Yeah I actually don't save my RAW files. I guess it's because it's kind of overkill. Once you get a jpeg that's nice and works it's good enough. I will be unlikely to want to redevelop it differently in the future. Jpegs are way smaller and work with all sorts of software on all computer, and ultimately only a few pictures will be printed, and they won't be looked at all that much. I might start saving super important RAW files. Like if I had raw files of our wedding or something I might have saved those because I might want to redevelop them later.

My gels are made of cellophane I think. It's clear, colored plastic. It's specially made to be heat resistant and reproduce specific colors. I'm guessing it's the same stuff you used down there. It turns out that flashes are so much smaller than stage lights that free sample swatches from stage lighting companies are sufficient, so you don't have to pay more than a couple of dollars for shipping. I attach them to my flash with little circles of velcro. LIke this

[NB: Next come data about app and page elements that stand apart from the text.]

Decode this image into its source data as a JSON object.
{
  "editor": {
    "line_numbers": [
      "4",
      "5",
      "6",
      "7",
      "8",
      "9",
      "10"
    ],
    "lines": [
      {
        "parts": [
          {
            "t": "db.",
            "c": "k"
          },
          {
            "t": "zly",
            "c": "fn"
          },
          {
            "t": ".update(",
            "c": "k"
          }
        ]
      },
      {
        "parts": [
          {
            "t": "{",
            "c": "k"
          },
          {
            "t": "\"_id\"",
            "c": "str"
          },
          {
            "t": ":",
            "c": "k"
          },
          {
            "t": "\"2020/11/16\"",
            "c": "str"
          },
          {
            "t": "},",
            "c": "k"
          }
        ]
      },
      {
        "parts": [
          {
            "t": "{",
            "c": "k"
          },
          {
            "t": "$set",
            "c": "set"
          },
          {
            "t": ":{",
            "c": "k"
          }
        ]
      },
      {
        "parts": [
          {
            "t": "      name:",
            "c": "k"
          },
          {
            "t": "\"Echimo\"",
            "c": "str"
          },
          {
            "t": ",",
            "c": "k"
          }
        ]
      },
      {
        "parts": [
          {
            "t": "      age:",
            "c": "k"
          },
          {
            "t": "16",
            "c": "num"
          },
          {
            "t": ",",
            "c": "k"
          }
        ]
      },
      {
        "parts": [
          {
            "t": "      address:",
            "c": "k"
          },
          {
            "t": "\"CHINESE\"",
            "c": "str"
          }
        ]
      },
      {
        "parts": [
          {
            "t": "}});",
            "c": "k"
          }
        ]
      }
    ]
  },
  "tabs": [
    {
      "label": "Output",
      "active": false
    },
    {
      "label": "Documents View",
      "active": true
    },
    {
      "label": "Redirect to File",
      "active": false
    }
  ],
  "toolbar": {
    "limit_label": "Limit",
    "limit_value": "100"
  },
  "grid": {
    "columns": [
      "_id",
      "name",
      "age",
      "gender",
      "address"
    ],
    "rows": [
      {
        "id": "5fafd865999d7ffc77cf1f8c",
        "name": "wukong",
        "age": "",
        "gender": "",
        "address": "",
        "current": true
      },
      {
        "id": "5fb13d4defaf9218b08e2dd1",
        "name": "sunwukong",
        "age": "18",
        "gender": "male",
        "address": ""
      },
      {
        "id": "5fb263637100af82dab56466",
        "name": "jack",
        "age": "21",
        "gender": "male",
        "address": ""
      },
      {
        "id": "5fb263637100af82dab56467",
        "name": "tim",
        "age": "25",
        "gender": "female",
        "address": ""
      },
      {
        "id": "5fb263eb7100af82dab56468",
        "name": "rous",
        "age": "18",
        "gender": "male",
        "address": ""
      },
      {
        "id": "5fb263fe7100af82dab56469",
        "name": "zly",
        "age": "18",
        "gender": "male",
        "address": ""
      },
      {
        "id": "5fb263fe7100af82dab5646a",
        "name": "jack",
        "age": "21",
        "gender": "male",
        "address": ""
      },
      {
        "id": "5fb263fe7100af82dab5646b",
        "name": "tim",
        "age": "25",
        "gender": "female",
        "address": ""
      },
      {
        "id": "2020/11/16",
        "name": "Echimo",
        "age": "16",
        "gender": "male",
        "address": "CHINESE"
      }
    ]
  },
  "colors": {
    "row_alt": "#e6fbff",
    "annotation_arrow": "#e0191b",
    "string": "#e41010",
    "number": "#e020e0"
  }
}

Jacqueline said...

So, I don't really understand it but the subjects of your pictures are certainly worthy of your expertise. Such a useful hobby. And we get the benefit of it. How satisfying.

Michelle said...

And Ashley is like, "You had to use the picture of me yawning so big you could stick an apple in my mouth? Really?" Even though I don't understand what the heck you're talking about, that picture is still really cute. ;)

Laura said...

That. is. amazing! I'm coming up to take lessons, Grant!!! First I have to buy an SLR (which has been on my wish list for some time now) and then I have to figure out how to make a shot in a room that is too dark look like you took it in broad daylight with no flash at all. That's so awesome. You're my hero. Seriously. I want to be able to do what you're learning/doing.

Ketchesons said...

Awesome, Thanks,
they are the same thing I used to work with.
The link is great,thanks again.

Kristina said...

Do you know that we still have one of your very first cameras from your long long camera obsession? Ya, it's not so great. But Seth is going to buy me a new one before the baby is born. But I'm a point and shoot kind of gal so I'll be happy with a nice 8mpx or so :)